The NYPD is way over its overtime budget. Does the department even care?
The New York City Police Department’s commitment to curbing OT spending was met with skepticism at a City Council hearing.
At a City Council hearing on Monday, the New York City Police Department said that it’s working to “curtail” overtime spending. But new figures suggest that its efforts so far aren’t making much of a dent in the department’s notoriously over-budget OT.
“In fiscal year 2023, the department exceeded its overtime budget by around $100 million, and it’s on course to spend more than ever on overtime,” New York City Council Speaker Adrienne Adams said to Police Commissioner Keechant Sewell and a slate of NYPD chiefs at Monday’s hearing. Adams also noted that the NYPD hadn’t met savings targets required of city agencies, before asking, “do you believe your agency should not be held to the same fiscal realities as other city agencies that provide critical services?” The question was not explicitly rhetorical, but it might as well have been.
The agency found just $19.1 million in budget savings for the upcoming spending plan, out of a $5.4 billion operating budget, by eliminating 540 vacant civilian positions and 282 school safety agent vacancies. But that $19.1 million is less than half of 1% of the budget, when the mayor was seeking 4.75% reductions, for a Program to Eliminate the Gap.
And police overtime spending – including on uniformed and civilian positions – in the current fiscal year had reached nearly $553 million as of January, $100 million more than its $453 million overtime budget for all of Fiscal Year 2023, according to figures from the council. With several more months before the end of the fiscal year June 30, that’s projected to grow even more. The Citizens Budget Commission projected that by the end of this fiscal year, overtime spending for police could reach $812 million, nearing double its budgeted amount.

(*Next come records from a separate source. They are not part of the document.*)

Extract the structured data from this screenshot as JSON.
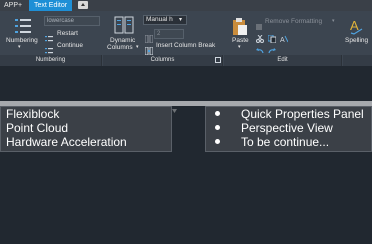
{
  "tabs": {
    "app": "APP+",
    "text_editor": "Text Editor"
  },
  "ribbon": {
    "numbering": {
      "button_label": "Numbering",
      "style_value": "lowercase",
      "restart_label": "Restart",
      "continue_label": "Continue",
      "group_label": "Numbering"
    },
    "columns": {
      "dynamic_label_1": "Dynamic",
      "dynamic_label_2": "Columns",
      "manual_value": "Manual h",
      "count_value": "2",
      "insert_break_label": "Insert Column Break",
      "group_label": "Columns"
    },
    "edit": {
      "paste_label": "Paste",
      "remove_formatting_label": "Remove Formatting",
      "group_label": "Edit"
    },
    "spelling_label": "Spelling"
  },
  "left_text": [
    "Flexiblock",
    "Point Cloud",
    "Hardware Acceleration"
  ],
  "right_text": [
    "Quick Properties Panel",
    "Perspective View",
    "To be continue..."
  ],
  "colors": {
    "accent": "#1e8fd6",
    "ribbon_bg": "#3c4550",
    "canvas_bg": "#212830"
  }
}
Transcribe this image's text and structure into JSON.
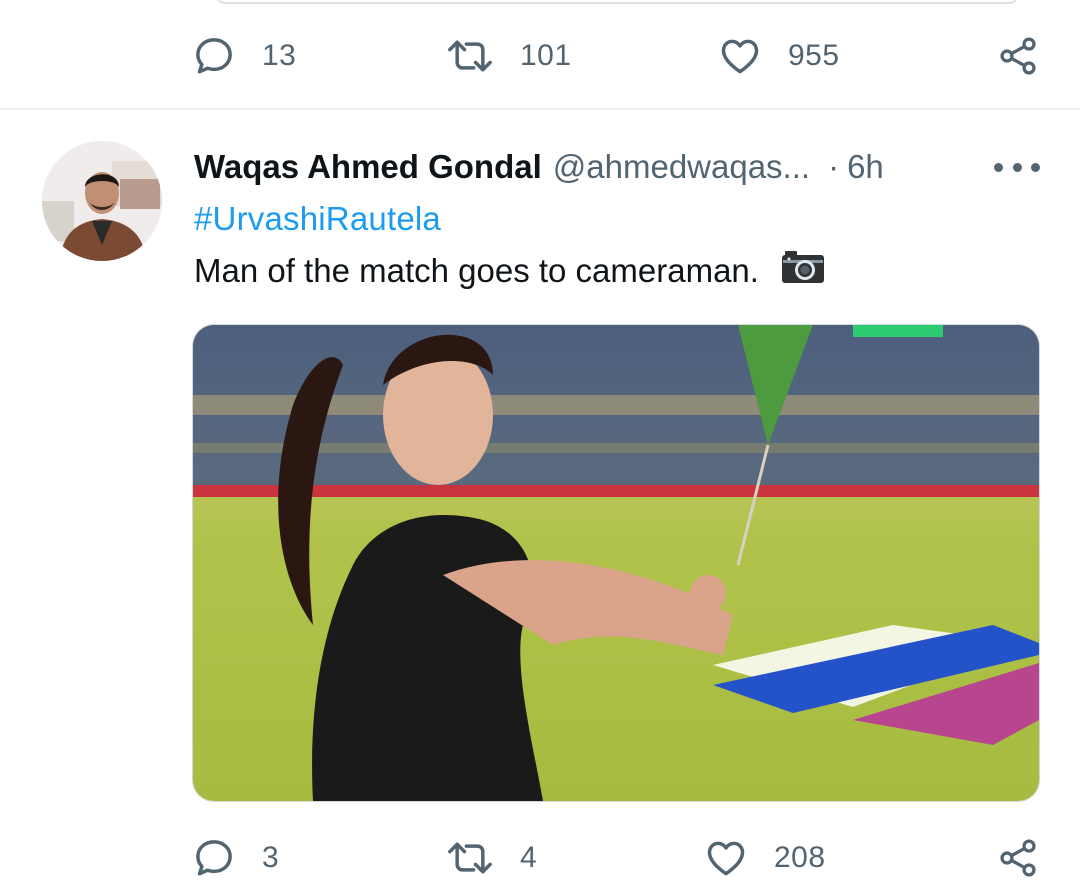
{
  "previous_tweet": {
    "actions": {
      "replies": "13",
      "retweets": "101",
      "likes": "955"
    }
  },
  "tweet": {
    "author_name": "Waqas Ahmed Gondal",
    "author_handle": "@ahmedwaqas...",
    "separator": "·",
    "time": "6h",
    "hashtag": "#UrvashiRautela",
    "text": "Man of the match goes to cameraman.",
    "text_emoji_icon": "camera-emoji-icon",
    "actions": {
      "replies": "3",
      "retweets": "4",
      "likes": "208"
    }
  },
  "icons": {
    "reply": "reply-icon",
    "retweet": "retweet-icon",
    "like": "heart-icon",
    "share": "share-icon",
    "more": "more-options-icon"
  },
  "colors": {
    "link": "#1d9bf0",
    "secondary_text": "#536471",
    "primary_text": "#0f1419",
    "divider": "#eff3f4"
  }
}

In a separate report released on Monday that looks specifically at overtime spending on uniformed positions, New York City Comptroller Brad Lander noted that the NYPD’s actual overtime spending had consistently exceeded its budgeted amount over the past decade, albeit by varying margins. “If New York City had unlimited cash, it would be lovely to allow teachers unlimited overtime to stay after school to help every kid learn to read or pay social workers unlimited overtime to help counsel New Yorkers struggling with mental illness. But other agencies aren’t allowed to show total disregard for their overtime budget, and we can’t afford for the NYPD to do so year after year,” Lander said in a statement.
At Monday’s hearing, police department officials attempted to add additional context to their overtime spending, arguing that following cuts to the department’s overtime budget in 2020 – when overtime deployments at public events and courts, for example, were cut down because of the COVID-19 pandemic – the budget has not been rightsized again.
Asked what the department is doing to actually curb its use of overtime, officials said that it has focused on its overtime deployments at events like parades. The department reported that it reduced the number of actual overtime hours at the city’s Halloween Parade by 40% and at the New York City Marathon by 20%, and in all of 2022, used 14% fewer overtime hours for planned events and details than in 2019. Actual overtime hours have been around the same level or lower in some areas compared to Fiscal Year 2019, the department said.
But progressive Council Member Tiffany Cabán didn’t buy the department’s commitment to curbing overtime, or Sewell stating that the department only has a “finite amount” of officers. “NYPD ‘addressing’ overtime now. Saying if they had more officers they would use less overtime. FALSE,” Cabán tweeted from inside the City Council chambers. “We have the largest (police department) in the country.”
Council Members Bob Holden, a conservative Democrat, and Republican Joann Ariola, argued the opposite at the hearing, saying that the department is suffering from officers leaving and struggling with recruitment. In her testimony to the council, Sewell said that the department is down about 2,500 officers out of 35,030 and about 1,200 civilian positions out of 14,680 budgeted for this fiscal year.
Monday’s hearing also gave the council a chance to ask top police brass about its controversial Strategic Response Group – a unit that responds to protests, among other duties – after the department refused to appear at a hearing on the topic earlier this month.
Beyond providing some basic details about the unit, Sewell and other department officials declined to answer questions about it, citing ongoing litigation about the department’s response to Black Lives Matter protests in 2020, where the unit was involved.
While the department’s mammoth overtime budget took up a lot of airtime at the hearing, several council members also questioned officials about the police’s role in involuntarily hospitalizing people experiencing mental health crises under a new directive from Mayor Eric Adams’ administration. NYPD Chief Theresa Tobin reported that since the beginning of this year, 1,332 people had been involuntarily removed from streets. But it was the demographics of that population that caught some council members’ attention. Of those, 47% were Black, nearly 19% were white and 17% were Hispanic, Tobin said. “That right there, to me, seems like it is a symptom of a system that continues to target people of color,” Council Member Carmen De La Rosa later said.
“I’m not sure why everyone else is not outraged,” Council Member Althea Stevens added of the statistics.
NEXT STORY: The 3 New York Democrats who voted to weaken Dodd-Frank